Dwelling of the Dragon’s Aemond Targaryen comes in someplace in amongst these two extremes. He is deeply ambitious, extremely motivated, smart, and skilled, but also pushed by a perception of revenge that (specifically in episode 10) is fundamentally violent. A lot like House of the Dragon’s other malcontent next-son, Daemon Targaryen, Aemond feels that he is deeply deserving of more than his careless and weak brother — notably after a childhood that we have viewed was entire of bullying from that identical brother and his (possibly) bastard cousins. Daemon found that electricity in his penchant for violence and the energy of his dragon, and mainly because Aemond appears to be to have modeled his life just after his uncle, that is exactly where tries to locate it too. But like most intergenerational interactions in A Music of Ice and Fire, Aemond’s youthful perspective of his uncle’s heroics led to an amplified model of Daemon that exists only in Aemond’s intellect, and only tells 50 percent of Daemon’s tale.
Aemond pulled Daemon’s princely bluster, cleverness, and haughty pride, but he ended up with the also-ran inferiority that drives Daemon’s a lot more destructive impulses. The end result is a teenager who’s intelligent sufficient to win in excess of a household to his mother’s cause, sensible ample to analyze a lot more than his brother and practice harder than him, but also a person that’s impulsive more than enough to seize a rock in a fist fight towards his little cousins and threaten to eliminate them.
But the tragedy of Aemond’s put in the center of the series’ villains indicates that, like the schemers, he is not able to totally realize the electrical power he basically wields, but like the monsters, that electricity is limited to violence. By the time Luke arrives at Storm’s Conclusion, Aemond has presently gained the prize. The Baratheons will assist Aegon as the king, in its place of Rhaenyra. But for Aemond, this is also a probability for revenge — an eye for an eye. It may be violent, but in a strictly biblical feeling, it is also good.
When Luke rejects his offer to settle the rating, Aemond decides that some rate must be paid, even if he does not intend for that cost to be loss of life. When Aemond loses management of Vhagar through their mid-air duel with Luke and Arrax, and the dragon eats them equally, Aemond becomes a person of the handful of characters in A Track of Ice and Hearth to significantly undervalue his personal potential for enacting damage, and the consequences his impulses might involve.

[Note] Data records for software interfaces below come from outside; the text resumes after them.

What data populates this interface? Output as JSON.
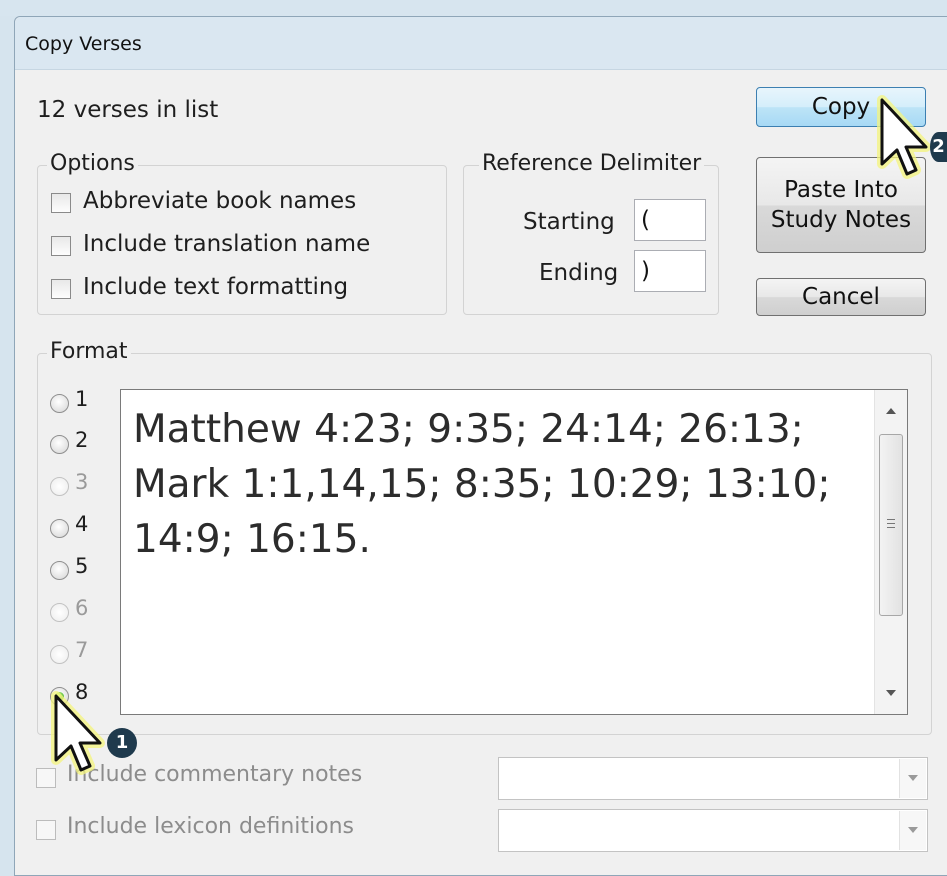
{
  "dialog": {
    "title": "Copy Verses"
  },
  "verse_count": "12 verses in list",
  "options": {
    "legend": "Options",
    "items": [
      {
        "label": "Abbreviate book names",
        "checked": false
      },
      {
        "label": "Include translation name",
        "checked": false
      },
      {
        "label": "Include text formatting",
        "checked": false
      }
    ]
  },
  "delimiter": {
    "legend": "Reference Delimiter",
    "starting_label": "Starting",
    "starting_value": "(",
    "ending_label": "Ending",
    "ending_value": ")"
  },
  "buttons": {
    "copy": "Copy",
    "paste_line1": "Paste Into",
    "paste_line2": "Study Notes",
    "cancel": "Cancel"
  },
  "format": {
    "legend": "Format",
    "options": [
      "1",
      "2",
      "3",
      "4",
      "5",
      "6",
      "7",
      "8"
    ],
    "selected": "8",
    "preview": "Matthew 4:23; 9:35; 24:14; 26:13; Mark 1:1,14,15; 8:35; 10:29; 13:10; 14:9; 16:15."
  },
  "extras": {
    "commentary_label": "Include commentary notes",
    "lexicon_label": "Include lexicon definitions"
  },
  "annotations": {
    "step1": "1",
    "step2": "2"
  },
  "colors": {
    "accent": "#a7d9f5",
    "badge": "#1f3a4d",
    "cursor_glow": "#f2f27a"
  }
}
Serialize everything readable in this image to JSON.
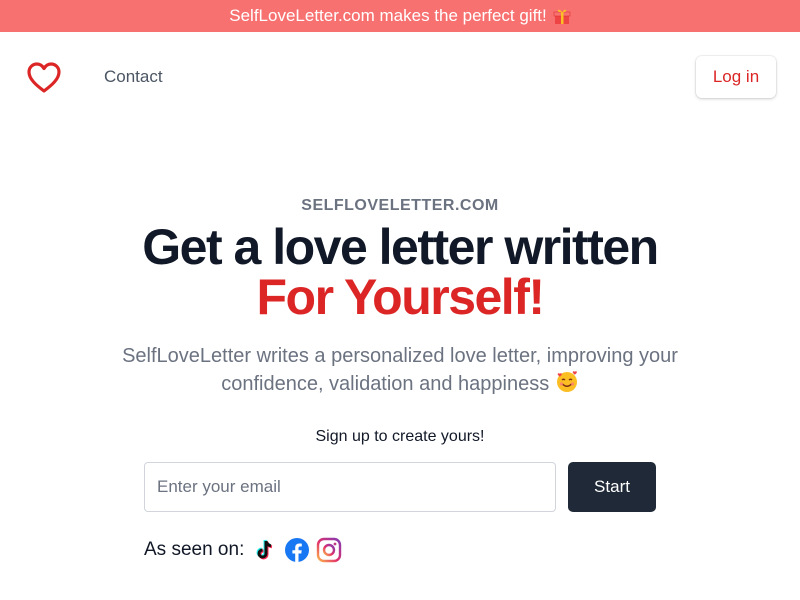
{
  "banner": {
    "text": "SelfLoveLetter.com makes the perfect gift!",
    "icon": "gift-icon"
  },
  "nav": {
    "logo_icon": "heart-icon",
    "contact": "Contact",
    "login": "Log in"
  },
  "hero": {
    "eyebrow": "SELFLOVELETTER.COM",
    "headline_line1": "Get a love letter written",
    "headline_line2": "For Yourself!",
    "subtitle": "SelfLoveLetter writes a personalized love letter, improving your confidence, validation and happiness",
    "subtitle_emoji": "smiling-face-with-hearts-icon"
  },
  "signup": {
    "label": "Sign up to create yours!",
    "email_value": "",
    "email_placeholder": "Enter your email",
    "start": "Start"
  },
  "seen_on": {
    "label": "As seen on:",
    "platforms": [
      "tiktok-icon",
      "facebook-icon",
      "instagram-icon"
    ]
  },
  "colors": {
    "banner": "#f87171",
    "accent_red": "#dc2626",
    "dark": "#1f2937",
    "heading": "#111827",
    "muted": "#6b7280"
  }
}
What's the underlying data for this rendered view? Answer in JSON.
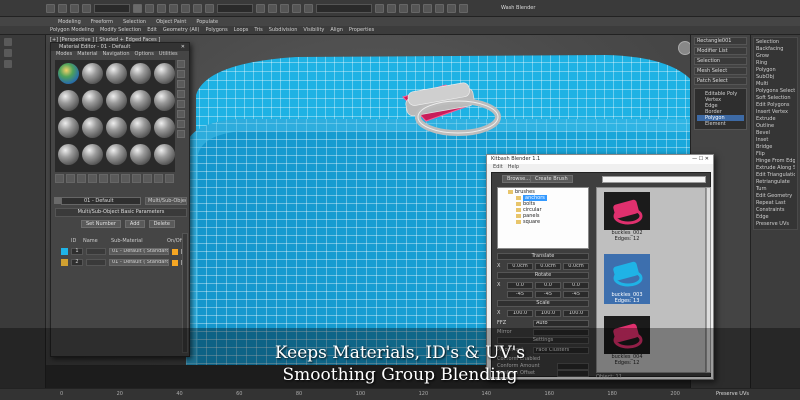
{
  "app": {
    "user_label": "Wash Blender",
    "ribbon_tabs": [
      "Modeling",
      "Freeform",
      "Selection",
      "Object Paint",
      "Populate"
    ],
    "ribbon_items": [
      "Polygon Modeling",
      "Modify Selection",
      "Edit",
      "Geometry (All)",
      "Polygons",
      "Loops",
      "Tris",
      "Subdivision",
      "Visibility",
      "Align",
      "Properties"
    ]
  },
  "viewport": {
    "label": "[+] [Perspective ] [ Shaded + Edged Faces ]"
  },
  "command_panel": {
    "object_name": "Rectangle001",
    "modifier_list": "Modifier List",
    "tabs": [
      "Selection",
      "Mesh Select",
      "Patch Select",
      "Unwrap UVW"
    ],
    "stack": [
      "Editable Poly",
      "Vertex",
      "Edge",
      "Border",
      "Polygon",
      "Element"
    ],
    "active_stack_item": "Polygon"
  },
  "right_panel": {
    "items": [
      "Selection",
      "Backfacing",
      "Grow",
      "Ring",
      "Polygon",
      "SubObj",
      "Multi",
      "Polygons Selected",
      "Soft Selection",
      "Edit Polygons",
      "Insert Vertex",
      "Extrude",
      "Outline",
      "Bevel",
      "Inset",
      "Bridge",
      "Flip",
      "Hinge From Edge",
      "Extrude Along Spline",
      "Edit Triangulation",
      "Retriangulate",
      "Turn",
      "Edit Geometry",
      "Repeat Last",
      "Constraints",
      "Edge",
      "Preserve UVs"
    ]
  },
  "material_editor": {
    "title": "Material Editor - 01 - Default",
    "menu": [
      "Modes",
      "Material",
      "Navigation",
      "Options",
      "Utilities"
    ],
    "material_name": "01 - Default",
    "material_type": "Multi/Sub-Object",
    "rollout_title": "Multi/Sub-Object Basic Parameters",
    "set_number_label": "Set Number",
    "add_label": "Add",
    "delete_label": "Delete",
    "columns": [
      "ID",
      "Name",
      "Sub-Material",
      "On/Off"
    ],
    "rows": [
      {
        "id": "1",
        "name": "",
        "sub_material": "01 - Default ( Standard )",
        "color": "#f5a623"
      },
      {
        "id": "2",
        "name": "",
        "sub_material": "01 - Default ( Standard )",
        "color": "#f5a623"
      }
    ]
  },
  "kitbash": {
    "title": "Kitbash Blender 1.1",
    "menu": [
      "Edit",
      "Help"
    ],
    "browse_label": "Browse...",
    "create_brush_label": "Create Brush",
    "tree": [
      {
        "label": "brushes",
        "level": 1
      },
      {
        "label": "anchors",
        "level": 2,
        "selected": true
      },
      {
        "label": "bolts",
        "level": 2
      },
      {
        "label": "circular",
        "level": 2
      },
      {
        "label": "panels",
        "level": 2
      },
      {
        "label": "square",
        "level": 2
      }
    ],
    "translate_label": "Translate",
    "rotate_label": "Rotate",
    "scale_label": "Scale",
    "translate_values": [
      "0.0cm",
      "0.0cm",
      "0.0cm"
    ],
    "rotate_values": [
      "0.0",
      "0.0",
      "0.0"
    ],
    "rotate_values2": [
      "-45",
      "-45",
      "-45"
    ],
    "scale_values": [
      "100.0",
      "100.0",
      "100.0"
    ],
    "fit_label": "FFZ",
    "fit_value": "Auto",
    "mirror_label": "Mirror",
    "settings_label": "Settings",
    "placement_label": "Placement",
    "placement_value": "Face Clusters",
    "conform_enabled_label": "Conform Enabled",
    "conform_amount_label": "Conform Amount",
    "conform_offset_label": "Conform Offset",
    "thumbnails": [
      {
        "name": "buckles_002",
        "edges": "Edges: 12",
        "color": "#e0306e",
        "selected": false
      },
      {
        "name": "buckles_003",
        "edges": "Edges: 13",
        "color": "#1fb3e6",
        "selected": true
      },
      {
        "name": "buckles_004",
        "edges": "Edges: 12",
        "color": "#e0306e",
        "selected": false
      }
    ],
    "status": "Object: 11"
  },
  "caption": {
    "line1": "Keeps Materials, ID's & UV's",
    "line2": "Smoothing Group Blending"
  },
  "timeline": {
    "ticks": [
      "0",
      "20",
      "40",
      "60",
      "80",
      "100",
      "120",
      "140",
      "160",
      "180",
      "200"
    ],
    "preserve_label": "Preserve UVs"
  },
  "colors": {
    "mesh_blue": "#1fb3e6",
    "wire": "#ffffff",
    "selection_red": "#e0306e",
    "accent_blue": "#3d6aa5"
  }
}
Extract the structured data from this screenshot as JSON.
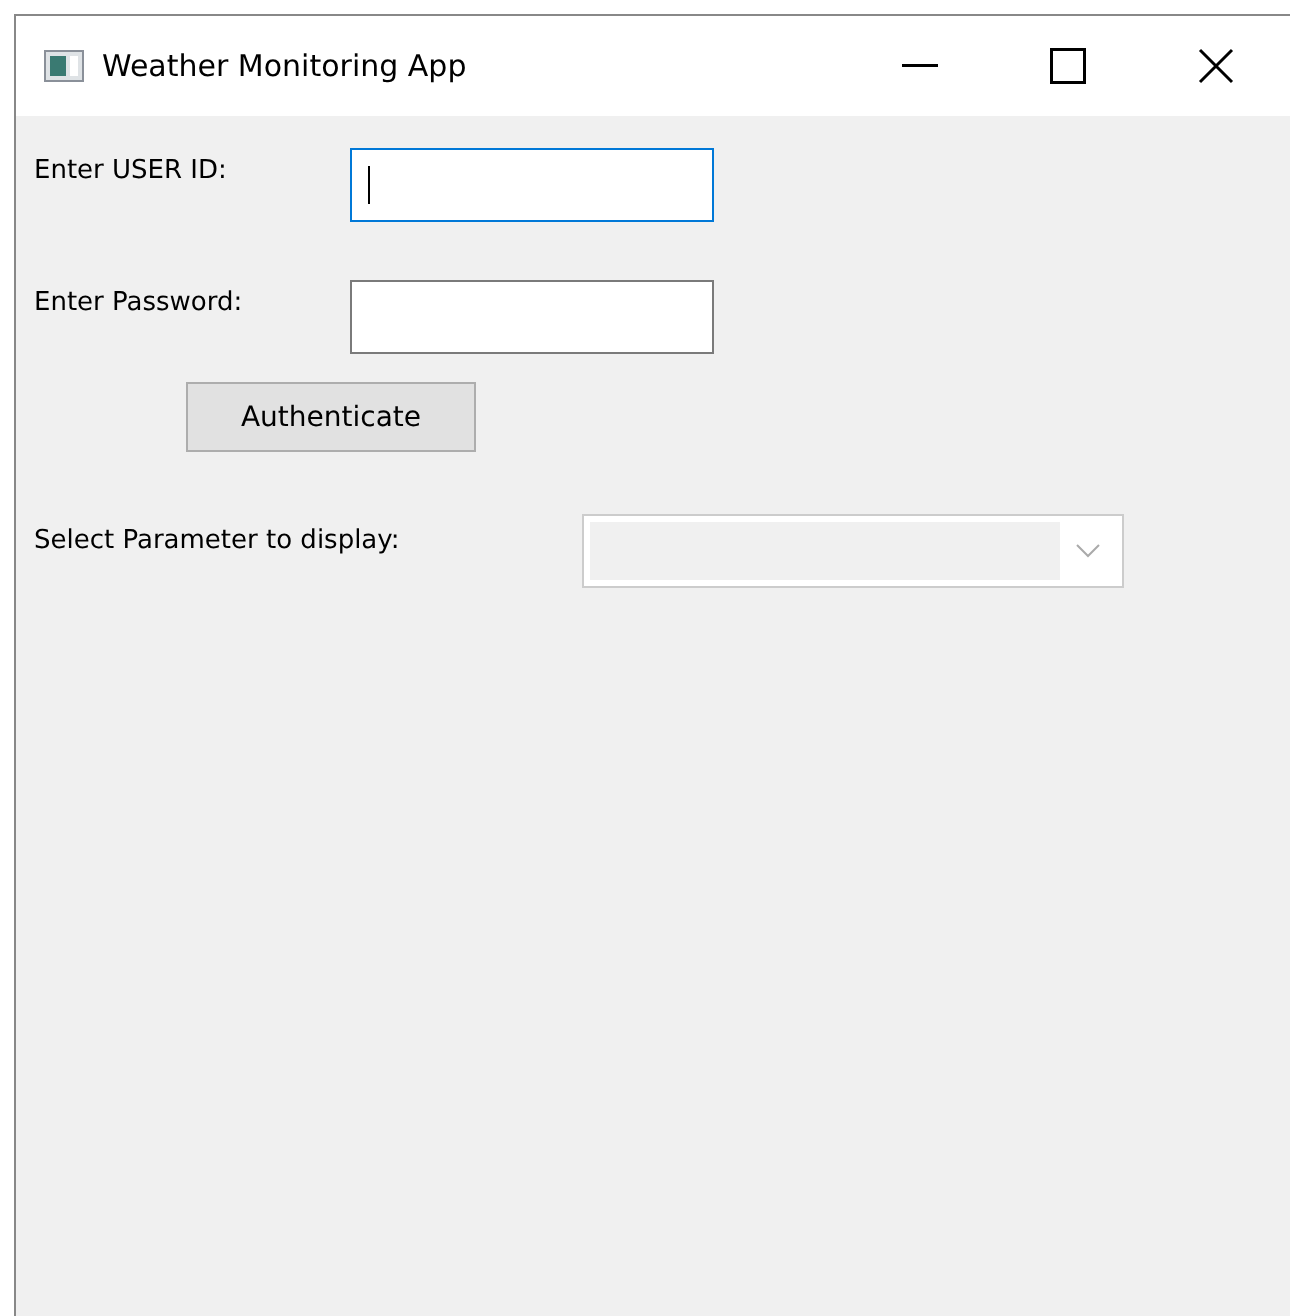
{
  "window": {
    "title": "Weather Monitoring App"
  },
  "user_id": {
    "label": "Enter USER ID:",
    "focused": true
  },
  "password": {
    "label": "Enter Password:",
    "focused": false
  },
  "authenticate_button": {
    "label": "Authenticate"
  },
  "parameter": {
    "label": "Select Parameter to display:",
    "disabled": true
  }
}
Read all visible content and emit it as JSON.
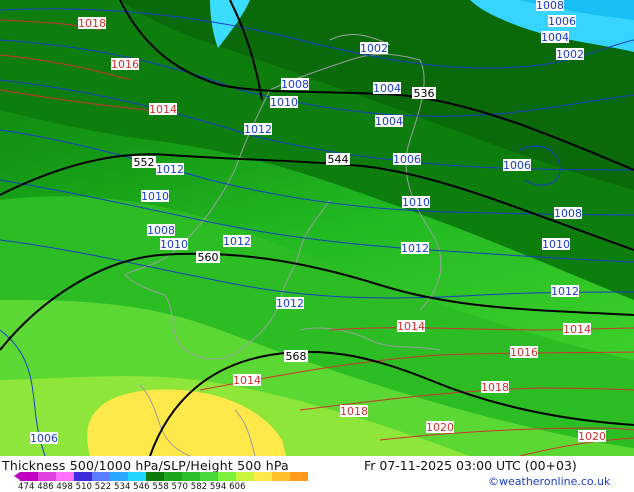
{
  "title": "Thickness 500/1000 hPa/SLP/Height 500 hPa",
  "valid_time": "Fr 07-11-2025 03:00 UTC (00+03)",
  "credit": "©weatheronline.co.uk",
  "scale": {
    "ticks": [
      "474",
      "486",
      "498",
      "510",
      "522",
      "534",
      "546",
      "558",
      "570",
      "582",
      "594",
      "606"
    ],
    "colors": [
      "#c000c0",
      "#e040e0",
      "#ff70ff",
      "#3a2bd8",
      "#5a7cff",
      "#2aa8ff",
      "#1fd6ff",
      "#0e7a0e",
      "#1ea51e",
      "#2bbf2b",
      "#49d83a",
      "#7cf23a",
      "#c8f53c",
      "#ffe84a",
      "#ffc02a",
      "#ff9a1a"
    ]
  },
  "slp_labels_blue": [
    "1008",
    "1006",
    "1004",
    "1002",
    "1004",
    "1002",
    "1008",
    "1010",
    "1004",
    "1012",
    "1006",
    "1012",
    "1006",
    "1010",
    "1008",
    "1010",
    "1008",
    "1010",
    "1012",
    "1012",
    "1010",
    "1008",
    "1012",
    "1010",
    "1012",
    "1006"
  ],
  "slp_labels_red": [
    "1018",
    "1016",
    "1014",
    "1014",
    "1016",
    "1014",
    "1018",
    "1018",
    "1020",
    "1020",
    "1014"
  ],
  "height_labels": [
    "536",
    "544",
    "552",
    "560",
    "568"
  ],
  "colors": {
    "dark_green": "#0a6e0a",
    "green": "#18a018",
    "light_green": "#3ccb2a",
    "lime": "#7ae032",
    "yellow": "#ffe84a",
    "sea_blue": "#2ad0ff",
    "isobar_blue": "#1a3cc8",
    "isobar_red": "#d03030",
    "height_black": "#000000"
  }
}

“The Black Queen” is pretty intentional about its portrayal of Luke’s death: Both equally boys struggle to get their dragons below manage, and regrettably neither understands what it implies to provide these kinds of a beast to a war. In the moment, Aemond’s neat solve provides way to determined cries to get the most important and oldest dragon to pay attention to him. Lucerys’ death is not a case of spoiled princely sadism like Joffrey, or a coldly calculated shift up power’s invisible rungs. It is a tragic accident at the hands of a teenager who, just after a life time of staying bullied, didn’t fully grasp how the stakes had changed. Just after a life span of sensation inferior — together with throughout the crowning of his possess unworthy brother as king — Aemond now wields the electrical power to conclusion lives and commence wars. He is an anime villain, if an anime villain was the a single responsible for inciting Globe War I. And sad to say, with all of Westeros headed towards war, doubling down on his worst instincts may perhaps be the only way for him to prosper.